Many grand houses built before and after World War I around the district’s oldest part, the Belgian Square. Many were imitations of pre-modern styles, ranging from Old Dutch to Baroque, Gothic and Renaissance, but others were Art Nouveau. These lovely houses took the form of large villas with wide wooden verandas, set among the trees.
Belgisch Park has been partly renovated in recent years, giving the northwest end a new look, with a fairly new apartment tower and a refurbished hotel.
Westbroek Park/Duttendel is a fashionable, high-income area, like Belgisch Park, but with fewer residents. It has many green spaces around the area's expensive houses. A large proportion of the area’s residents are elderly Dutch. Many of the residents also come from other parts of the country and are not native Hagenaars.
Westbroek Park is known for the hundreds of varieties of roses in its gardens, from miniature blooms to climbing vines. New specimens are sent to the park to be grown every year from all over the world.
Van Stolkpark is another villa park in Scheveningen. The park is bounded by the Scheveningen Copses, thickets of trees taken from plantations. A large pond lies sheltered behind the trees.
The first villas here were built at the turn of the 20th century. Most buildings from this period are in the style of the New Hague School of architecture, popular at the time. Hotels and apartments filled out in the area in the succeeding decades.
Van Stolkpark has changed significantly over the years. Many mansions and villas have been converted into offices and schools. Other villas have been remade into expensive and upscale apartments. Much of the green space has disappeared. Some park areas have been paved over for parking lots. A restaurant and inn that once stood near the Van Stolkpark pond is now a sports complex with tennis courts.
Geuzen and Statenkwartier
The Geuzen and Statenkwartier sub-district is in the northwestern part of Scheveningen, situated between the sandy beaches and the city centre. Stately mansions in the Art Nouveau style along wide, tree-lined avenues have made this a prime area.

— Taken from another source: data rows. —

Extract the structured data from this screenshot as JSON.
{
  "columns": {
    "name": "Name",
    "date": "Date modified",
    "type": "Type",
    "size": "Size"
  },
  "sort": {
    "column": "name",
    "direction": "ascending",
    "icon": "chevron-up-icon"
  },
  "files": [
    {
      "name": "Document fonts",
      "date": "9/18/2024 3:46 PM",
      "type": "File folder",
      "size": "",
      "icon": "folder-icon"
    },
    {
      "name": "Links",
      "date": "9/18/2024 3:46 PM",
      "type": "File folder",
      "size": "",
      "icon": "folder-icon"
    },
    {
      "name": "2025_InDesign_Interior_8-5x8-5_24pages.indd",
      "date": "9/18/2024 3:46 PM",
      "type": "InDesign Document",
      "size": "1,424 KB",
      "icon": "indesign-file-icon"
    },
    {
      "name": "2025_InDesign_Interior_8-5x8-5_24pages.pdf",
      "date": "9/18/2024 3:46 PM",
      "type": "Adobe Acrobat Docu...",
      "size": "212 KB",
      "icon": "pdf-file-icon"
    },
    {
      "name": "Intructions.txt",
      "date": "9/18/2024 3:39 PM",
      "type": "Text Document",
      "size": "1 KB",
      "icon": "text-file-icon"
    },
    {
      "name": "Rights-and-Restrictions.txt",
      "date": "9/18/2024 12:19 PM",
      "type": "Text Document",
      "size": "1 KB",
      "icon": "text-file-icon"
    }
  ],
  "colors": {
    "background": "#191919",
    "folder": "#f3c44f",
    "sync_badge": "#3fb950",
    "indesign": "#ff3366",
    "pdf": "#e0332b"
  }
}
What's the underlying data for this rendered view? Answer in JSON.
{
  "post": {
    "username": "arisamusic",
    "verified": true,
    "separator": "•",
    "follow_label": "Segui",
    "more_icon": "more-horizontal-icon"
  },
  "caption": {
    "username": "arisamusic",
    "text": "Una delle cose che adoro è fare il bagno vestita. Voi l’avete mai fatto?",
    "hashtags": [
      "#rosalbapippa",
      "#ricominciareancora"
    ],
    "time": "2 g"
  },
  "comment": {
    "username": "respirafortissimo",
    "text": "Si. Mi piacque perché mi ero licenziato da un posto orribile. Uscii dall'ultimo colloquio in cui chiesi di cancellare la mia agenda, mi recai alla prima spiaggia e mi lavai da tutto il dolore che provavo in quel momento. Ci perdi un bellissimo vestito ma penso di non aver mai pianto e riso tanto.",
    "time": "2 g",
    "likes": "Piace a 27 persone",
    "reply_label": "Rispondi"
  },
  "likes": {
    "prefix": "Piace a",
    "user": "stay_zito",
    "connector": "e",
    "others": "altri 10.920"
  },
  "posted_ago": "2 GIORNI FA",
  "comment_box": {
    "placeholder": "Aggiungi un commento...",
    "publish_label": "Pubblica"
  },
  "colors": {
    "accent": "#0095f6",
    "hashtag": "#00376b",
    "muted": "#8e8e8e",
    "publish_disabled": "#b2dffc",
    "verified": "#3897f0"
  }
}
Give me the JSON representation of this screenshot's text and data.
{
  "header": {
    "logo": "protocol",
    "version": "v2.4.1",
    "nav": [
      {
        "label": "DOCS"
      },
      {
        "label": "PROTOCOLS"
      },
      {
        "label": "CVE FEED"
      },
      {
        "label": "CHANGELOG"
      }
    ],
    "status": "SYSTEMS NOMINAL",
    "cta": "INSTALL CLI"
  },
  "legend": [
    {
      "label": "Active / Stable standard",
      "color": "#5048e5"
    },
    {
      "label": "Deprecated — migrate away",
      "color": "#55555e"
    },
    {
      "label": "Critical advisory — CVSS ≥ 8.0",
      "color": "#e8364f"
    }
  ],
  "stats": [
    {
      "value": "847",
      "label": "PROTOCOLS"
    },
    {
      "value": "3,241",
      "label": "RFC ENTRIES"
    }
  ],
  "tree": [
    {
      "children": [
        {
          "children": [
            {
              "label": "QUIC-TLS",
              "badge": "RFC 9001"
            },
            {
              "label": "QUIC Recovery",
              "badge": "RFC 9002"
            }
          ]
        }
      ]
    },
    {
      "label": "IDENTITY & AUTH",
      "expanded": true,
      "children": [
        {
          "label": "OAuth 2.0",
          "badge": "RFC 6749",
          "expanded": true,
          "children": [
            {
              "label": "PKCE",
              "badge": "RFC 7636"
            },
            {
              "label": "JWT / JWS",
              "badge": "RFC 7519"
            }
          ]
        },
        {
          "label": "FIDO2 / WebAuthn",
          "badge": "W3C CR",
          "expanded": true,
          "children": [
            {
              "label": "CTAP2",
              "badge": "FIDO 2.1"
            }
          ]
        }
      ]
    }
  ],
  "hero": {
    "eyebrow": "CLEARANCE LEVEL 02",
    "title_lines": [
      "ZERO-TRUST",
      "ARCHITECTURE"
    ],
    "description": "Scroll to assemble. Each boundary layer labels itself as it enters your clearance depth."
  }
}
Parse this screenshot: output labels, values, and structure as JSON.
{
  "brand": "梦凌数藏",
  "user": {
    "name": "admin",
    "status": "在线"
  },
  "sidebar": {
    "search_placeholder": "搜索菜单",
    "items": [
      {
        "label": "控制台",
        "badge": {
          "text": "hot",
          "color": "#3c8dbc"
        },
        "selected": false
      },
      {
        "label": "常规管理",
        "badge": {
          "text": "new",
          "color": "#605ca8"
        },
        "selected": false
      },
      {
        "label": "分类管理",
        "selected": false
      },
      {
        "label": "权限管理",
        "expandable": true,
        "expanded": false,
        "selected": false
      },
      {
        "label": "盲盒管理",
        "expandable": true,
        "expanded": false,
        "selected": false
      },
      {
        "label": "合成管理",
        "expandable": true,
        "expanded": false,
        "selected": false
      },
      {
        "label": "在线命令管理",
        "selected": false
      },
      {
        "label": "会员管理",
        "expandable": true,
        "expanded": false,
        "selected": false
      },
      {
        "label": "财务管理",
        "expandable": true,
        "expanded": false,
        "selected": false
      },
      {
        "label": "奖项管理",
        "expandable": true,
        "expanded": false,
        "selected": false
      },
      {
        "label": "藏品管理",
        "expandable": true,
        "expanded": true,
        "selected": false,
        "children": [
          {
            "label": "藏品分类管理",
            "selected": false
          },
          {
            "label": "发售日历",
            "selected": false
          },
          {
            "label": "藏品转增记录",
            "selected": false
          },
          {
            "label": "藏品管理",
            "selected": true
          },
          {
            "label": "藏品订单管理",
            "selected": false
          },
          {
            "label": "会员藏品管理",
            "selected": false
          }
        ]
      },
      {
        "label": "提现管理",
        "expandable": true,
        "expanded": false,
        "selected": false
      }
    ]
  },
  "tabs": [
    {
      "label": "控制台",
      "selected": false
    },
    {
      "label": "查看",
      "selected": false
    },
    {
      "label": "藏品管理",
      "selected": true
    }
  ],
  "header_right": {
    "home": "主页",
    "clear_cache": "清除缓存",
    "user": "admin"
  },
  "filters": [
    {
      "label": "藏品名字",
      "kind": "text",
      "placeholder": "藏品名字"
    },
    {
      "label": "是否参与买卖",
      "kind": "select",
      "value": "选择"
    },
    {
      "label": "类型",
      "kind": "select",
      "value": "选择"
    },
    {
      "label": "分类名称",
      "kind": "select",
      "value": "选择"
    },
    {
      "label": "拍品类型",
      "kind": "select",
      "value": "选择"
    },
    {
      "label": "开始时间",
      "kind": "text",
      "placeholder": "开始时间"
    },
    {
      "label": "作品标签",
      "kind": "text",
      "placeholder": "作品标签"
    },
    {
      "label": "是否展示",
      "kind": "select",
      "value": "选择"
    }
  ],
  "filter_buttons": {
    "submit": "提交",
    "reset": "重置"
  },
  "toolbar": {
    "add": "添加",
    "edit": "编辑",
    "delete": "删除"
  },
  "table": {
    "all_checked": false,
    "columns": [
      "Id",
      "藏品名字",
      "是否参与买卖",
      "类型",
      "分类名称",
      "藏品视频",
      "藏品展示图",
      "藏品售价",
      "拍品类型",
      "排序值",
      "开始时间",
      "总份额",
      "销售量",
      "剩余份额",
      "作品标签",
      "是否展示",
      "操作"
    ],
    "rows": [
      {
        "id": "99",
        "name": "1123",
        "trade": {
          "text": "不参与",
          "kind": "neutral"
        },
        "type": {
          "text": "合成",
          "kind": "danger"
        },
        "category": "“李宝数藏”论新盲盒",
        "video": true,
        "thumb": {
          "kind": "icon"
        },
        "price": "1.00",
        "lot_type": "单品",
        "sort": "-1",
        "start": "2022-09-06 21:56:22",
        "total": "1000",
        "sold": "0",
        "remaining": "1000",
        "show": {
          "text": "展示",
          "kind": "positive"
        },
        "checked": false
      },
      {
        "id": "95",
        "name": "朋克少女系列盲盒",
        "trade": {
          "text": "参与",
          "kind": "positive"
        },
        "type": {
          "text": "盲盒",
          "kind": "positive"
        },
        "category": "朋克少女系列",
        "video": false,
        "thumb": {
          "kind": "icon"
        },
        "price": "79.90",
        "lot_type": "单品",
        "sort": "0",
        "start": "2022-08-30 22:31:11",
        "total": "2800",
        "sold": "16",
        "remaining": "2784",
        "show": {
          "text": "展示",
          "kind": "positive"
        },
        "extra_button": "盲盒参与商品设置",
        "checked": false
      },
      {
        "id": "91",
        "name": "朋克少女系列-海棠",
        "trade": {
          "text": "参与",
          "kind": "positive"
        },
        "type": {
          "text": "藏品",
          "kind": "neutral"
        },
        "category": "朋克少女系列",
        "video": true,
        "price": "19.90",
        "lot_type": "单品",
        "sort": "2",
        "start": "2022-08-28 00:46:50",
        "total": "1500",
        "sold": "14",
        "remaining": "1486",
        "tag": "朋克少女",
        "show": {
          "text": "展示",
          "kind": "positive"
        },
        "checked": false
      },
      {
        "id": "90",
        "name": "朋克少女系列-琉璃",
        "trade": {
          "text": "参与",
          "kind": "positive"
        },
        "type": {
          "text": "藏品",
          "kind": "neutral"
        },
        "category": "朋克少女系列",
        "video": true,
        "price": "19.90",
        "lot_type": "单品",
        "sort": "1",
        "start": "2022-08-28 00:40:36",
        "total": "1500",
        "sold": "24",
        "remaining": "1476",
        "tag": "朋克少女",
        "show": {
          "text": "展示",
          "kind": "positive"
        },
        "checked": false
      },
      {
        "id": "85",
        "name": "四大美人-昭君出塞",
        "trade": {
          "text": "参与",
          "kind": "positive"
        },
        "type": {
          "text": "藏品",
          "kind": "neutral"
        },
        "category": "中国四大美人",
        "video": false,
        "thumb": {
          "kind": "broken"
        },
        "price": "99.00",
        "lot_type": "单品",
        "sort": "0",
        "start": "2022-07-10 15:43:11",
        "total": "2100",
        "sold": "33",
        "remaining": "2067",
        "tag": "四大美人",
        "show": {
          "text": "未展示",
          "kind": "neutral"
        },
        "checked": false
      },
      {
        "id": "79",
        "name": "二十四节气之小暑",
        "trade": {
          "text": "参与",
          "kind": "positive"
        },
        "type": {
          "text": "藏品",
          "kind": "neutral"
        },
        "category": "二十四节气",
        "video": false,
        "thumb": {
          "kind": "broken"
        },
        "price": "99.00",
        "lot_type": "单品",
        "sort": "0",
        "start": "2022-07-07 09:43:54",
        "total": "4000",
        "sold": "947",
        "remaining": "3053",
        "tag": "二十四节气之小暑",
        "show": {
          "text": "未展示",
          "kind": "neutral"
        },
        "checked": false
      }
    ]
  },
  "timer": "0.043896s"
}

The largest houses can be found on the quarter’s edge, where the broad streets and larger squares are found. In contrast, the Geuze Quarter, a small neighbourhood within the Statenkwartier, has narrow streets and smaller houses.
Geuzen and Statenkwartier was devastated during World War II, when the Germans built the Atlantic Wall along Europe’s western coast. After the war, offices and schools went up as well as new housing—villas, townhouses and apartments. Many of the large houses have been made into offices, though their external appearance has not changed.
The main streets in the neighbourhood are the Frankenslag and Frederick Henry Avenue, a prominent shopping street. The intersections between the Statenkwartier’s diagonally arranged streets are residential areas, including Prins Maurits Square, the State Square, and Frederik Hendrik Square.
This sub-district has a distinctly youthful population, and a large number of expatriate residents. Among its attractions are trendy bars and restaurants, a panoramic film theatre, the Hans Gemeentemuseum (which has works by van Gogh, Kandinsky and Mondrian) and a tourists' favourite: the miniature model city of Madurodam, with its buildings, streets and canals built on a 1:25 scale.
Thick with trees, Zorgvliet is a villa park built in the early 20th century. It was badly damaged during World War II. Today, many of its large houses are used as ambassadors’ residences and international institutions—including the Peace Palace, where the United Nations’ International Court of Justice, the Permanent Court of Arbitrations and The Hague Academy of International Law are located.